WHAT THE TASK REQUIRES →
What is the number of lines in the data that include the string "JSON"? Give it by itself.
▼
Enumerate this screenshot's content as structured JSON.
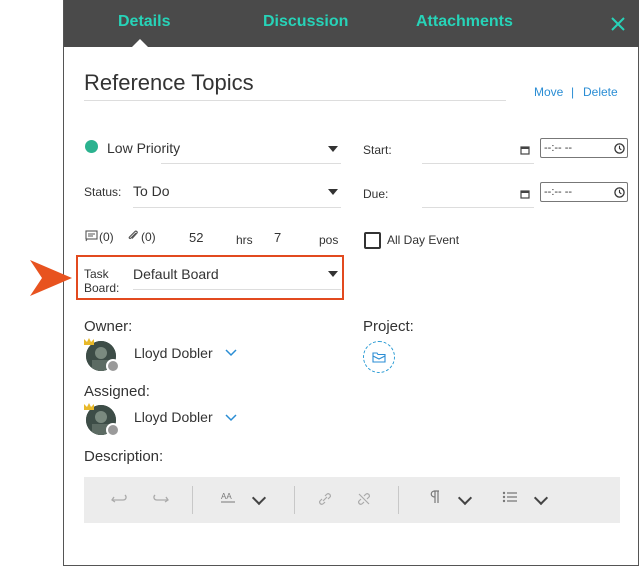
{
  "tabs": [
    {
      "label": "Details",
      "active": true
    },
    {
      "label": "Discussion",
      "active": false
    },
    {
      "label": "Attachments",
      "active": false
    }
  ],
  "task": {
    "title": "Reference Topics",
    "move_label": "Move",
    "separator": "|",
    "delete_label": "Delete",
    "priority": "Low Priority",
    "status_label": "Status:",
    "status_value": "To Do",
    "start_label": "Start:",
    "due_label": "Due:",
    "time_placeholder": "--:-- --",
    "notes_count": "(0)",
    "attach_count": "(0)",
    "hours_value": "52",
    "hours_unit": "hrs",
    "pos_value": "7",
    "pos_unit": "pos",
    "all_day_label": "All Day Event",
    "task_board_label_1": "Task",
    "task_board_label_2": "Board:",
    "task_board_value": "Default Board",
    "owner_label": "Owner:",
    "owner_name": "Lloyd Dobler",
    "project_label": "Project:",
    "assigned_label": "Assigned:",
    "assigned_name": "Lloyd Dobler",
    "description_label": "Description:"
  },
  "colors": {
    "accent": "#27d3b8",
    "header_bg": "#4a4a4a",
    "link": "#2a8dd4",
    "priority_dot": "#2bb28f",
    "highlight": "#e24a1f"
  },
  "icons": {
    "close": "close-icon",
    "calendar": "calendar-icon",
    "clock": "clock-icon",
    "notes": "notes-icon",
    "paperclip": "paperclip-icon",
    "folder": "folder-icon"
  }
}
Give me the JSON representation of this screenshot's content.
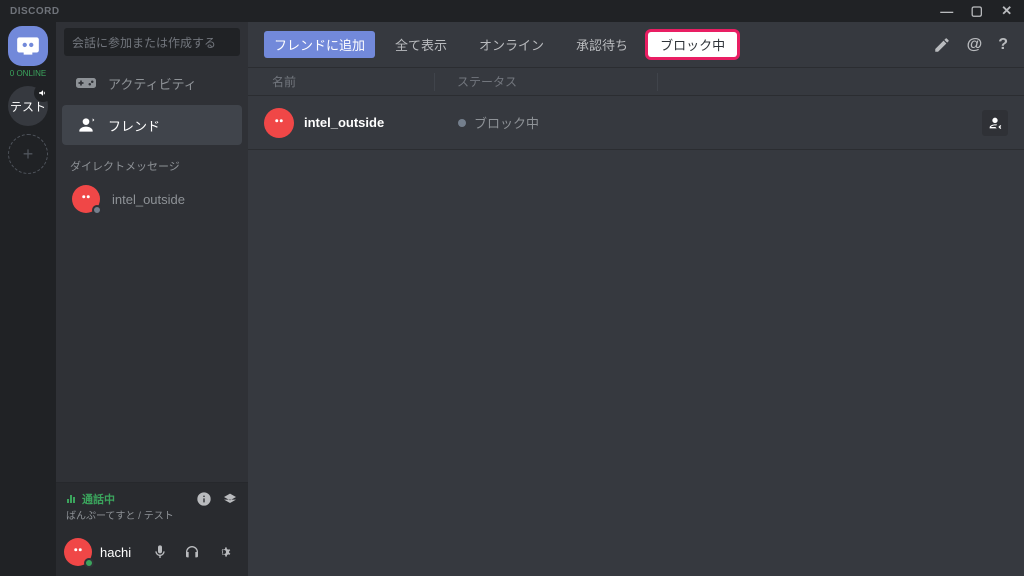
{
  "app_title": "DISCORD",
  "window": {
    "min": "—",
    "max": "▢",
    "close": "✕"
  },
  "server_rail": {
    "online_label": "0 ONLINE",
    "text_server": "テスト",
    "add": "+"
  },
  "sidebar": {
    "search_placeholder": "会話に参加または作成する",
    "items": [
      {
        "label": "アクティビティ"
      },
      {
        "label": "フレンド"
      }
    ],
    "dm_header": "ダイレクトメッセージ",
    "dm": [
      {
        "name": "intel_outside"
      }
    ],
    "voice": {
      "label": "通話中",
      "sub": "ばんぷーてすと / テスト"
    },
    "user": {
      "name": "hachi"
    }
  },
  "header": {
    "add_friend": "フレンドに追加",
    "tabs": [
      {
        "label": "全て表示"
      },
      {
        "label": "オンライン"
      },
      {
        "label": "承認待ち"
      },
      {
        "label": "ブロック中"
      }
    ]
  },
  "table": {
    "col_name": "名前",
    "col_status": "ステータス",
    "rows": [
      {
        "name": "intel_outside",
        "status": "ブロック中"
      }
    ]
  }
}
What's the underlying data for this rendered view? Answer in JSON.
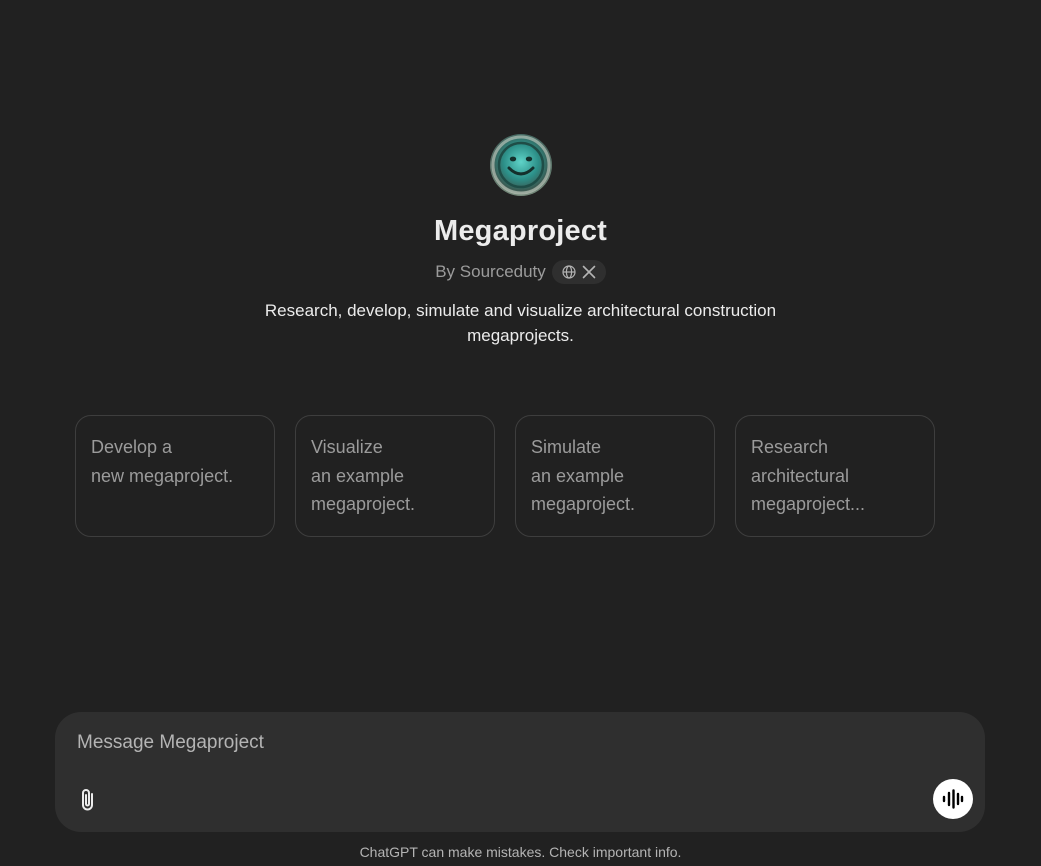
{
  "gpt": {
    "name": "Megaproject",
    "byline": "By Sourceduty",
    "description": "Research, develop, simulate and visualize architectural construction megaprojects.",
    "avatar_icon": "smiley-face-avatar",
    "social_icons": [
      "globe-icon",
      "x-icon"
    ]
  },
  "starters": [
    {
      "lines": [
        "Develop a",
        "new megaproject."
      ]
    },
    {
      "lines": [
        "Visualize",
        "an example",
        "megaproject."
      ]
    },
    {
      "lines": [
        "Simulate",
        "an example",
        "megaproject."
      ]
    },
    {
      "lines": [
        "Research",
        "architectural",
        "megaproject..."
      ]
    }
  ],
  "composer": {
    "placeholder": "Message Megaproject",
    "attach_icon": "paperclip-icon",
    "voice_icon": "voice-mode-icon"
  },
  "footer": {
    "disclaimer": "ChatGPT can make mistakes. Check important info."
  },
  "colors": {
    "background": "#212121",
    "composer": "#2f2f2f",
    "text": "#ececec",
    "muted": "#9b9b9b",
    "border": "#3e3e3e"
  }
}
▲
ANSWER TO THIS TASK →
3